**EXERCISE DETAILS**
Nothing is to be left out; print all the entries exactly.

**RECORDS FOR PROCESSING**
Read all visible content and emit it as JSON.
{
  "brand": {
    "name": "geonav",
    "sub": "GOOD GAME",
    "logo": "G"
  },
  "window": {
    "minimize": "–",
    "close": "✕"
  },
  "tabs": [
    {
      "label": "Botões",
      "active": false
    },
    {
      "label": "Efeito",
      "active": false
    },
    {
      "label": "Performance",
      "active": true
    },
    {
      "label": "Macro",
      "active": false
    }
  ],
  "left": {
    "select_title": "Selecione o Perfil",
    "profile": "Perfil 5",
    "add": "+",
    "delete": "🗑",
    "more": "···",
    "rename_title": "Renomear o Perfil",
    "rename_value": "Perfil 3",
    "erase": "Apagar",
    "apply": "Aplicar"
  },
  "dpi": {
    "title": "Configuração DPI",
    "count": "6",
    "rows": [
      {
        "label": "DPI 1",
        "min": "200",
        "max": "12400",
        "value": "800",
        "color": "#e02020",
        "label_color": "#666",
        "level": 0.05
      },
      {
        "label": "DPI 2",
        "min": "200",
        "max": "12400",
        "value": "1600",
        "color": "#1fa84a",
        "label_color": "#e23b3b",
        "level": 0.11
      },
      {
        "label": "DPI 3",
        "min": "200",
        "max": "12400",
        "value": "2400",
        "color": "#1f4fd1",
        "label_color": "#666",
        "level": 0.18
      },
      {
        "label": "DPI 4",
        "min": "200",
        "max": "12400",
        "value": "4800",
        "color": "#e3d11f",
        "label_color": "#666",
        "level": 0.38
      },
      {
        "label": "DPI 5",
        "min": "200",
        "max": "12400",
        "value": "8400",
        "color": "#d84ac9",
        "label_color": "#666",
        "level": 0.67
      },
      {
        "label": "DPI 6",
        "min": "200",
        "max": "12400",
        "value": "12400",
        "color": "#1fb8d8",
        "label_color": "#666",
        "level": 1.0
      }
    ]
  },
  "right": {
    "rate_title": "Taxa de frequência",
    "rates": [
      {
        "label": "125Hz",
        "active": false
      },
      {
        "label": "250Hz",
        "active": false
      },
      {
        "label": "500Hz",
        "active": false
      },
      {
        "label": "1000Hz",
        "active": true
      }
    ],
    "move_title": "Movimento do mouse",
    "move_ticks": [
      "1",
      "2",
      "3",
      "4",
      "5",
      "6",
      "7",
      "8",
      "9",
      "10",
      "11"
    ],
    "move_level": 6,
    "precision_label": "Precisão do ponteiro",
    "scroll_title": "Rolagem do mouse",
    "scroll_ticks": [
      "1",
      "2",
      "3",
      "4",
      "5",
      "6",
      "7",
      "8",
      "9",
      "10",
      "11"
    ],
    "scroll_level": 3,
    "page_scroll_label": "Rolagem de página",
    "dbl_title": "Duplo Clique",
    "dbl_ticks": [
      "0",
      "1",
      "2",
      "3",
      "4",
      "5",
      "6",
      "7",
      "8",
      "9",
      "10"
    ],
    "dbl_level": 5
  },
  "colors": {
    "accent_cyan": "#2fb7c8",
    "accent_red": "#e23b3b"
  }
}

**RESPONSE BOX**
Read all visible content and emit it as JSON.
{
  "brand": {
    "name": "geonav",
    "sub": "GOOD GAME",
    "logo": "G"
  },
  "window": {
    "minimize": "–",
    "close": "✕"
  },
  "tabs": [
    {
      "label": "Botões",
      "active": false
    },
    {
      "label": "Efeito",
      "active": false
    },
    {
      "label": "Performance",
      "active": true
    },
    {
      "label": "Macro",
      "active": false
    }
  ],
  "left": {
    "select_title": "Selecione o Perfil",
    "profile": "Perfil 5",
    "add": "+",
    "delete": "🗑",
    "more": "···",
    "rename_title": "Renomear o Perfil",
    "rename_value": "Perfil 3",
    "erase": "Apagar",
    "apply": "Aplicar"
  },
  "dpi": {
    "title": "Configuração DPI",
    "count": "6",
    "rows": [
      {
        "label": "DPI 1",
        "min": "200",
        "max": "12400",
        "value": "800",
        "color": "#e02020",
        "label_color": "#666",
        "level": 0.05
      },
      {
        "label": "DPI 2",
        "min": "200",
        "max": "12400",
        "value": "1600",
        "color": "#1fa84a",
        "label_color": "#e23b3b",
        "level": 0.11
      },
      {
        "label": "DPI 3",
        "min": "200",
        "max": "12400",
        "value": "2400",
        "color": "#1f4fd1",
        "label_color": "#666",
        "level": 0.18
      },
      {
        "label": "DPI 4",
        "min": "200",
        "max": "12400",
        "value": "4800",
        "color": "#e3d11f",
        "label_color": "#666",
        "level": 0.38
      },
      {
        "label": "DPI 5",
        "min": "200",
        "max": "12400",
        "value": "8400",
        "color": "#d84ac9",
        "label_color": "#666",
        "level": 0.67
      },
      {
        "label": "DPI 6",
        "min": "200",
        "max": "12400",
        "value": "12400",
        "color": "#1fb8d8",
        "label_color": "#666",
        "level": 1.0
      }
    ]
  },
  "right": {
    "rate_title": "Taxa de frequência",
    "rates": [
      {
        "label": "125Hz",
        "active": false
      },
      {
        "label": "250Hz",
        "active": false
      },
      {
        "label": "500Hz",
        "active": false
      },
      {
        "label": "1000Hz",
        "active": true
      }
    ],
    "move_title": "Movimento do mouse",
    "move_ticks": [
      "1",
      "2",
      "3",
      "4",
      "5",
      "6",
      "7",
      "8",
      "9",
      "10",
      "11"
    ],
    "move_level": 6,
    "precision_label": "Precisão do ponteiro",
    "scroll_title": "Rolagem do mouse",
    "scroll_ticks": [
      "1",
      "2",
      "3",
      "4",
      "5",
      "6",
      "7",
      "8",
      "9",
      "10",
      "11"
    ],
    "scroll_level": 3,
    "page_scroll_label": "Rolagem de página",
    "dbl_title": "Duplo Clique",
    "dbl_ticks": [
      "0",
      "1",
      "2",
      "3",
      "4",
      "5",
      "6",
      "7",
      "8",
      "9",
      "10"
    ],
    "dbl_level": 5
  },
  "colors": {
    "accent_cyan": "#2fb7c8",
    "accent_red": "#e23b3b"
  }
}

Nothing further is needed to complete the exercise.